In order to produce a really great banner for your web site you will need to start with the absolute best possible photos of your dogs for that banner graphic. Keep in mind that when your dog is cut out from the background of the picture, the dog itself needs to be free from dog leads or collars, human arms or leg and grass or weeds covering it's body.
He should also be standing on a hard surface that allows his feet to be clearly seen.
Cement driveways or sidewalks, picnic tables, decks or other similar surfaces work great. Avoid placing your dog on grass as it will cover his feet even after the dog is cut out from the picture.
First, make sure that your dog does not have any pent up energy that may make him not want to stand or sit still for your photo shoot. Either walk your dog or play with him to exercise away that edginess that may cause him not to sit still. This may take about 15 to 20 minutes to achieve. Try not to totally exhaust him but rather get him to the point where he is likely to want to sit or stand still for a while. After excersizing him, you might want to wait about 5 to 10 minutes before starting to take photos of him if he's panting a lot. Then, once he begins to settle down start taking multiple photos. You are trying to get 1 good really good photo for every 20 that you take of him. It may help to offer your dog a treat if he's cooperating with what you're asking of him. Hopefully he will know the words "sit" and "stay" while you're photographing him. A little reward for good behavior can certainly help.
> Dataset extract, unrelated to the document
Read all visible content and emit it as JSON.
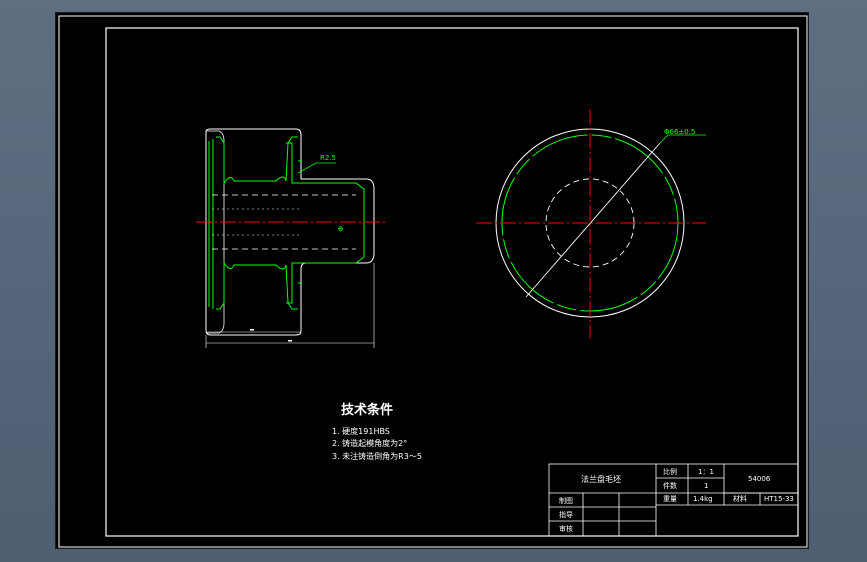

The best photos are taken with the camera held down at the dog's level. The dogs can be either sitting or standing. Photos are taken pretty much straight on or straight on but at a slight angle. The dog can be turned just a bit to either the right or left but mostly still straight on. If you can have your dog sit on a hard surface such as pavement or picnic table works best. That way there is no grass in front of their feet to interfere when cutting out the dog's feet. If, however, you already have some great photos of your dogs but the feet are covered with grass, we can simply fade the feet out and use the photo anyway.
Always remember to physically get down at the dog's level with your camera when taking a photo. Getting down at the dog's level when you take their photo makes for a great photo! So hold the camera parallel to the dog's body or get down on your knees to bring the camera in line with him. Take your photo from about 5 feet away. That way you won't get a photo that looks like the head is too large for the rest of the body.
Don't take photos in direct sunlight. It can produce distinct hard shadows which draws attention away from the dog. For truly exceptional photographs, you will get much better results on a cloudy day. The clouds filter the harsh sunlight and produce a warmer more personal dog picture. Following this one simple rule will improve your photographs by a factor of 10.
Your dog's pose and expression can also make the difference between a mediocre and fantastic photo. I like a dog that looks happy even with it's tongue outside of it's mouth. It suggests a friendly approachable dog that is likely to enjoy people. Or even a photo where the dog is looking intently at something and is "perked up". Your dog could be standing or sitting, alert and confident - ready for action.
Summarizing: Flat surface, no grass, chains or leads, take photo outside on cloudy day, no direct sunlight, exercised, multiple photos, stand 5 feet away, camera at dog's level, expression and pose.